In 2016, for example, making at least 11 picks—five within the first three rounds—was a target, as well as ranking in the bottom quarter of the league in salary cap carryover. By 2017, the staff was incentivized to have at least 10 total picks and four in the first three rounds.

It wasn't until 2018 that the "Four Year Plan" set winning 10 games and finishing second or better in the AFC North as benchmarks.

Gramling and Orr explained why Jackson might not have been on board with the idea:

"While draft capital accrued and percentage of cap carried over are appropriate goals for a personnel department, it is unusual to reward the coach for those categories—not only are they out of his control, but those goals stand in opposition to every NFL coach's baseline goal, which is to win as many games as possible. Very simply, the more a team loses, the higher its picks, and therefore the more draft capital it can accrue. And the less money is spent on the roster, the fewer good players there are."

The report also quoted a coaching agent who said their response would be, "Holy s--t, this is, like, a tank bonus," if they had seen a similar plan in the course of their job.

The Browns went 1-31 in Jackson's first two years. He was fired midway through the 2018 season following a 2-5-1 start.

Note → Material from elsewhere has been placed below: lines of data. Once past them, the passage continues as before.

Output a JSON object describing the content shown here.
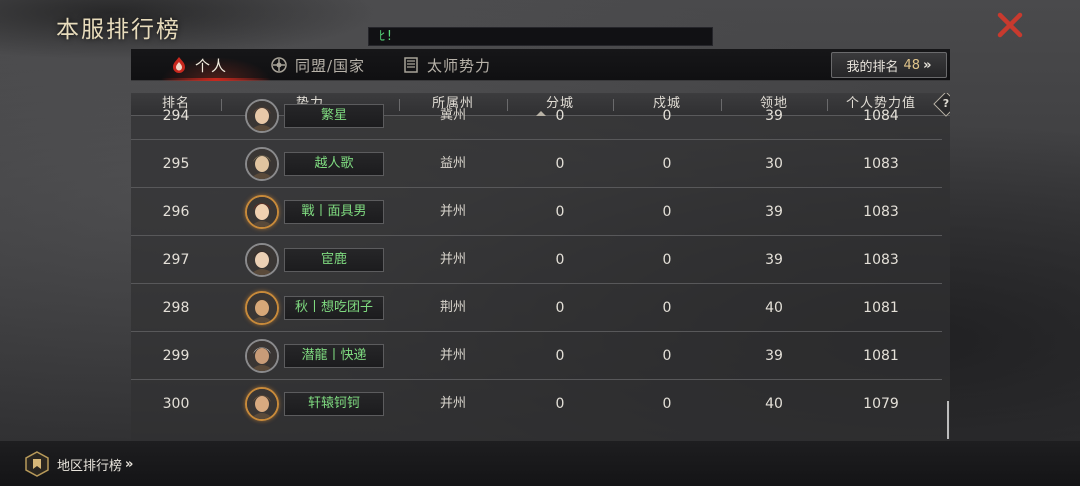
{
  "header": {
    "title": "本服排行榜",
    "chat_text": "ﾋ!"
  },
  "tabs": [
    {
      "label": "个人",
      "icon": "flame-emblem-icon",
      "active": true
    },
    {
      "label": "同盟/国家",
      "icon": "alliance-crest-icon",
      "active": false
    },
    {
      "label": "太师势力",
      "icon": "banner-icon",
      "active": false
    }
  ],
  "my_rank": {
    "label": "我的排名",
    "value": "48",
    "arrow": "»"
  },
  "table": {
    "headers": [
      "排名",
      "势力",
      "所属州",
      "分城",
      "戍城",
      "领地",
      "个人势力值"
    ],
    "help_label": "?",
    "rows": [
      {
        "rank": "294",
        "name": "繁星",
        "province": "冀州",
        "branch": "0",
        "garrison": "0",
        "territory": "39",
        "power": "1084",
        "avatar_color": "#6a4a3a",
        "avatar_skin": "#e8c8a8"
      },
      {
        "rank": "295",
        "name": "越人歌",
        "province": "益州",
        "branch": "0",
        "garrison": "0",
        "territory": "30",
        "power": "1083",
        "avatar_color": "#8a7a5a",
        "avatar_skin": "#e0c4a0"
      },
      {
        "rank": "296",
        "name": "戰丨面具男",
        "province": "并州",
        "branch": "0",
        "garrison": "0",
        "territory": "39",
        "power": "1083",
        "avatar_color": "#7a2a1a",
        "avatar_skin": "#f0d0b0"
      },
      {
        "rank": "297",
        "name": "宦鹿",
        "province": "并州",
        "branch": "0",
        "garrison": "0",
        "territory": "39",
        "power": "1083",
        "avatar_color": "#3a2a22",
        "avatar_skin": "#ecd0b4"
      },
      {
        "rank": "298",
        "name": "秋丨想吃团子",
        "province": "荆州",
        "branch": "0",
        "garrison": "0",
        "territory": "40",
        "power": "1081",
        "avatar_color": "#4a3a2a",
        "avatar_skin": "#d8a878"
      },
      {
        "rank": "299",
        "name": "潜龍丨快递",
        "province": "并州",
        "branch": "0",
        "garrison": "0",
        "territory": "39",
        "power": "1081",
        "avatar_color": "#b8b8b8",
        "avatar_skin": "#c89c78"
      },
      {
        "rank": "300",
        "name": "轩辕钶钶",
        "province": "并州",
        "branch": "0",
        "garrison": "0",
        "territory": "40",
        "power": "1079",
        "avatar_color": "#7a5a3a",
        "avatar_skin": "#d8aa80"
      }
    ]
  },
  "footer": {
    "region_label": "地区排行榜",
    "arrow": "»"
  },
  "colors": {
    "accent_red": "#c8281e",
    "name_green": "#7fdb80",
    "gold": "#e0c48a"
  }
}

He came forward with his allegations after former Miami Dolphins head coach Brian Flores filed a lawsuit against the NFL and three teams, alleging discriminatory practices. As part of his suit, he said Dolphins owner Stephen Ross offered him $100,000 for every game the Dolphins lost in 2019, which Ross subsequently denied.